In the latest of our Northern Roots series, where we speak to people originally from Northern Ireland but currently living elsewhere, our interviewee is Ciaran Fleming, from Craigavon, now in Sydney, Australia.
1. Tell us about yourself. When did you leave Northern Ireland, and where did you go? What do you do now?
I’m 28 from Craigavon. I left in Northern Ireland about 6 months after graduating from Queen’s University – heading to Boston with local consultancy firm First Derivatives in 2012. After 18 months there I moved back to Dublin and began working for a Fintech startup called Fenergo after a chance meeting with the CEO in the States. The ‘startup’ now employees over 500 people and I relocated to Sydney to help with our expansion in the Asia-Pacific region just over a year ago. I currently work as a Senior Product Consultant advising the largest banks in Australia as to the best uses of our software to meet their needs.
2. What do you think when you see the Northern Ireland of today, in the news and on social media?
It varies on a daily basis. The hype and vitriol that can be published on social media behind a curtain of anonymity is a dangerous, dangerous thing and a constant reminder that there are still an awful lot of people stuck in a tribal mindset. Having said that, it does provide a platform for more progressive political thinkers to influence and really engage with a younger generation of voters and that can only be a good thing. When you see the likes of Carl Frampton achieving such great things and being such a great ambassador for the country you can’t help but feel a sense of pride.
3. Are you hopeful for Northern Ireland’s future? Will Brexit make a difference?
Of course. The country has seen much worse times than this, and whilst the polarisation between communities seems to be increasing there are too many good people with too many bad memories to allow us to slip back into the darkest days of the past. Maybe that’s slightly romanticised but hope springs eternal.
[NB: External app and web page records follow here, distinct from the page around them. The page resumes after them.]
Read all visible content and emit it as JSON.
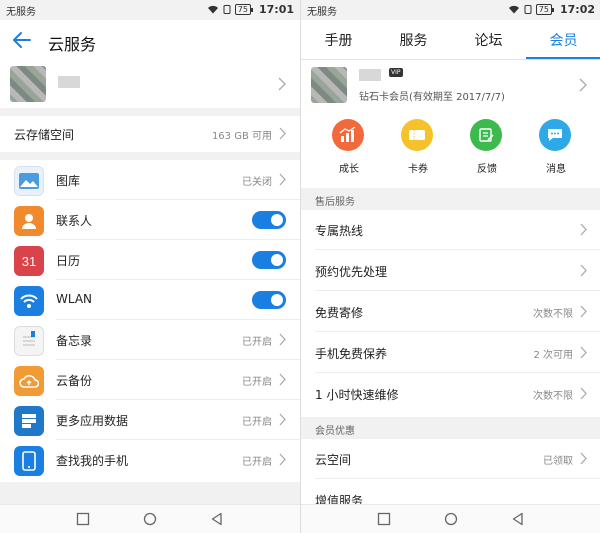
{
  "status": {
    "carrier": "无服务",
    "battery": "75",
    "time_left": "17:01",
    "time_right": "17:02"
  },
  "left": {
    "title": "云服务",
    "storage": {
      "label": "云存储空间",
      "value": "163 GB 可用"
    },
    "apps": [
      {
        "label": "图库",
        "state": "已关闭",
        "control": "chevron"
      },
      {
        "label": "联系人",
        "state": "",
        "control": "toggle"
      },
      {
        "label": "日历",
        "state": "",
        "control": "toggle",
        "icon_text": "31"
      },
      {
        "label": "WLAN",
        "state": "",
        "control": "toggle"
      },
      {
        "label": "备忘录",
        "state": "已开启",
        "control": "chevron"
      },
      {
        "label": "云备份",
        "state": "已开启",
        "control": "chevron"
      },
      {
        "label": "更多应用数据",
        "state": "已开启",
        "control": "chevron"
      },
      {
        "label": "查找我的手机",
        "state": "已开启",
        "control": "chevron"
      }
    ]
  },
  "right": {
    "tabs": [
      "手册",
      "服务",
      "论坛",
      "会员"
    ],
    "active_tab": "会员",
    "vip_badge": "VIP",
    "membership": "钻石卡会员(有效期至 2017/7/7)",
    "quick_actions": [
      {
        "label": "成长",
        "color": "#f26a3b"
      },
      {
        "label": "卡券",
        "color": "#f5c22b"
      },
      {
        "label": "反馈",
        "color": "#3dba4e"
      },
      {
        "label": "消息",
        "color": "#2ea8e6"
      }
    ],
    "sections": [
      {
        "header": "售后服务",
        "rows": [
          {
            "label": "专属热线",
            "value": ""
          },
          {
            "label": "预约优先处理",
            "value": ""
          },
          {
            "label": "免费寄修",
            "value": "次数不限"
          },
          {
            "label": "手机免费保养",
            "value": "2 次可用"
          },
          {
            "label": "1 小时快速维修",
            "value": "次数不限"
          }
        ]
      },
      {
        "header": "会员优惠",
        "rows": [
          {
            "label": "云空间",
            "value": "已领取"
          },
          {
            "label": "增值服务",
            "value": ""
          }
        ]
      }
    ]
  },
  "colors": {
    "accent": "#1a7fe0",
    "divider": "#ececec",
    "section_bg": "#f1f1f1"
  }
}
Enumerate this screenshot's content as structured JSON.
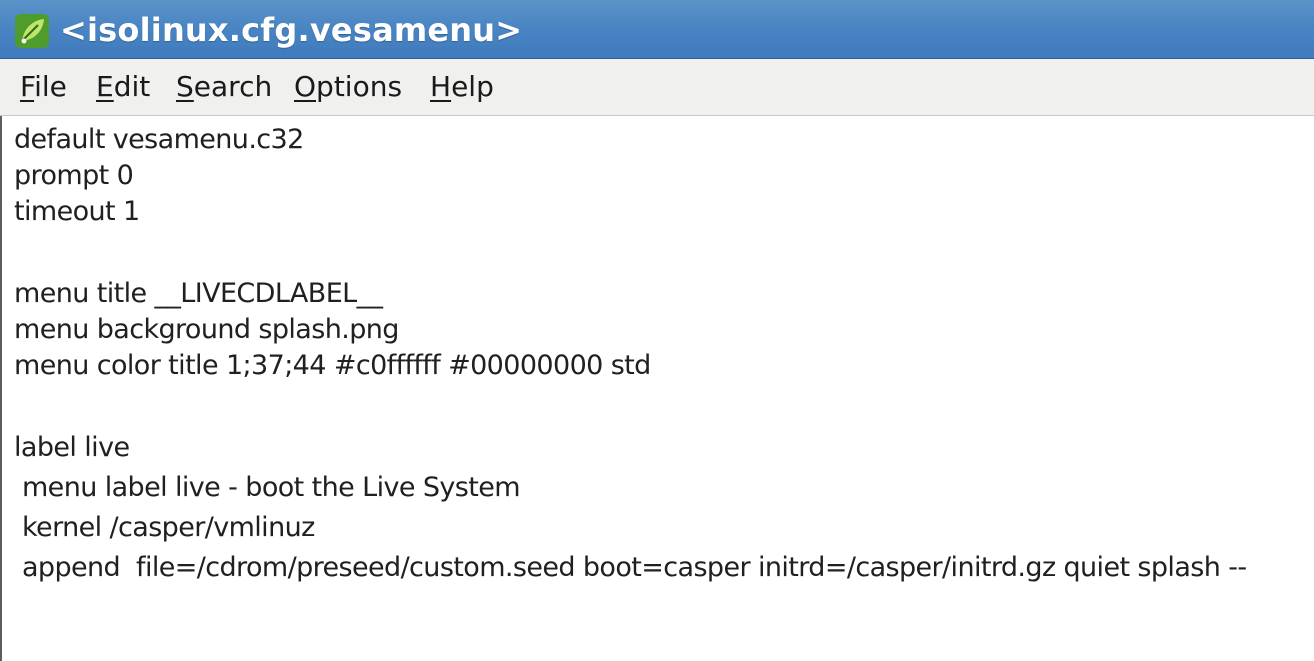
{
  "window": {
    "title": "<isolinux.cfg.vesamenu>",
    "icon": "leaf-editor-icon"
  },
  "menubar": {
    "items": [
      {
        "first": "F",
        "rest": "ile"
      },
      {
        "first": "Ed",
        "rest": "it",
        "mnemonic_pos": "i"
      },
      {
        "first": "S",
        "rest": "earch"
      },
      {
        "first": "O",
        "rest": "ptions"
      },
      {
        "first": "H",
        "rest": "elp"
      }
    ],
    "labels": [
      "File",
      "Edit",
      "Search",
      "Options",
      "Help"
    ]
  },
  "editor": {
    "lines": [
      "default vesamenu.c32",
      "prompt 0",
      "timeout 1",
      "",
      "menu title __LIVECDLABEL__",
      "menu background splash.png",
      "menu color title 1;37;44 #c0ffffff #00000000 std",
      "",
      "label live",
      " menu label live - boot the Live System",
      " kernel /casper/vmlinuz",
      " append  file=/cdrom/preseed/custom.seed boot=casper initrd=/casper/initrd.gz quiet splash --"
    ]
  },
  "colors": {
    "titlebar": "#4a86c4",
    "title_text": "#ffffff",
    "menubar": "#f0f0ef",
    "editor_bg": "#ffffff",
    "text": "#202020"
  }
}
Will Brexit make a difference? Most certainly. Whether that difference is for better or worse remains to be seen, but its impact really cannot be underestimated. Ultimately, as a staunch Remainer, I hope that Brexit will at least be the catalyst for real change in Northern Ireland. The propaganda and blatant lies that were pushed throughout the campaign are beginning to show and hopefully people will wake up to the reality that tribal politics does nothing but damage our country. No matter what the issue at hand is currently, if one side says white you can almost guarantee the other will say black. It’s crippling any chance of progress and the sooner it disappears, the better.
4. Do you think you will return to Northern Ireland? What could convince you to come back?
100%. I couldn’t be prouder of where I’m from and wouldn’t be the person I am today without the positive influence of the people with whom I grew up. Craigavon hasn’t had the best of reputations in the past, but it has always been welcoming to me and it is in reality where I see myself settling down in the future. In terms or employment opportunities, well-paid, interesting tech jobs, these are starting to emerge in Belfast but in the shorter term a commute to Dublin is looking more likely.
5. What can Northern Ireland learn from the place you live now?
Given that Australia has just held an opinion vote on the topic of same-sex marriage, that would be a good place to start. At a minimum, the people of the country should be given a voice rather than having to settle for the current abuse of Petitions of Concern.
6. If Northern Ireland had a president with sweeping powers, and it was you, what would you do?
Terrifying thought, having me in any position of power! I’d also abolish the concept of SPADs at Stormont completely and use that money for something useful. Integrated education for all and implementation of laws passed elsewhere in the UK that our devolved Assembly continue to block currently.
7. What would you like to see more of on Northern Slant?
More of the same.
8. If you could ask three Northern Ireland politicians (past or present) to dinner, who would they be? And why?
Two Longs – Sophie and Naomi – as well as John Hume in his pomp. They’re three of the most pragmatic political people N.I. has ever had and people I feel I could have genuine conversation with on issues that matter. I have no time for the divisive politics that most politicians nowadays encourage for their own gain. Whilst I would definitely disagree with Sophie on many issues, I’d still respect her opinions in that she actually thinks them through.
9. Do you have a favourite quote, or mantra?
“If you keep doing what you’ve always done, you’ll always get what you’ve always gotten” is a pretty good one. I think that probably fits into my message for people at home too…
Also published on Medium.